Without the images, print all the entries below exactly as given.

Source material:

------------------------------------

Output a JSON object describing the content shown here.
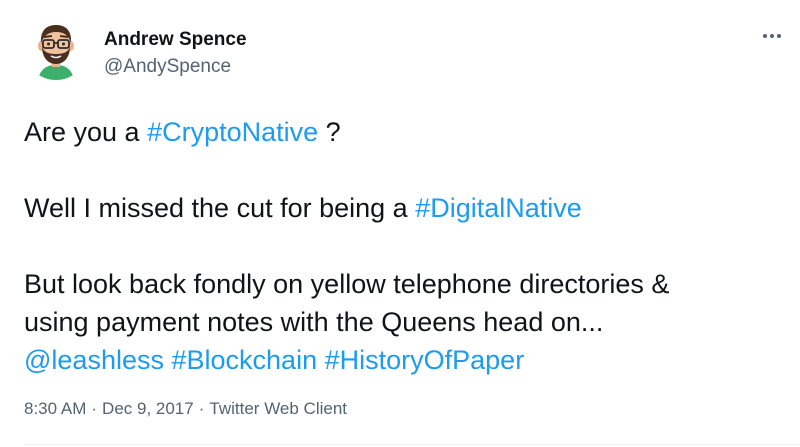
{
  "author": {
    "display_name": "Andrew Spence",
    "handle": "@AndySpence"
  },
  "tweet": {
    "line1": {
      "before": "Are you a ",
      "hashtag": "#CryptoNative",
      "after": " ?"
    },
    "line2": {
      "before": "Well I missed the cut for being a ",
      "hashtag": "#DigitalNative"
    },
    "line3": "But look back fondly on yellow telephone directories &",
    "line4": "using payment notes with the Queens head on...",
    "line5": {
      "mention": "@leashless",
      "hashtag1": "#Blockchain",
      "hashtag2": "#HistoryOfPaper"
    }
  },
  "meta": {
    "time": "8:30 AM",
    "separator": "·",
    "date": "Dec 9, 2017",
    "client": "Twitter Web Client"
  },
  "icons": {
    "more": "more-options-icon"
  },
  "colors": {
    "link": "#1d9bf0",
    "secondary_text": "#536471",
    "primary_text": "#0f1419",
    "avatar_bg": "#ffffff",
    "avatar_shirt": "#3cb06a"
  }
}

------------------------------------

Answer below:
Output a JSON object describing the content shown here.
{
  "author": {
    "display_name": "Andrew Spence",
    "handle": "@AndySpence"
  },
  "tweet": {
    "line1": {
      "before": "Are you a ",
      "hashtag": "#CryptoNative",
      "after": " ?"
    },
    "line2": {
      "before": "Well I missed the cut for being a ",
      "hashtag": "#DigitalNative"
    },
    "line3": "But look back fondly on yellow telephone directories &",
    "line4": "using payment notes with the Queens head on...",
    "line5": {
      "mention": "@leashless",
      "hashtag1": "#Blockchain",
      "hashtag2": "#HistoryOfPaper"
    }
  },
  "meta": {
    "time": "8:30 AM",
    "separator": "·",
    "date": "Dec 9, 2017",
    "client": "Twitter Web Client"
  },
  "icons": {
    "more": "more-options-icon"
  },
  "colors": {
    "link": "#1d9bf0",
    "secondary_text": "#536471",
    "primary_text": "#0f1419",
    "avatar_bg": "#ffffff",
    "avatar_shirt": "#3cb06a"
  }
}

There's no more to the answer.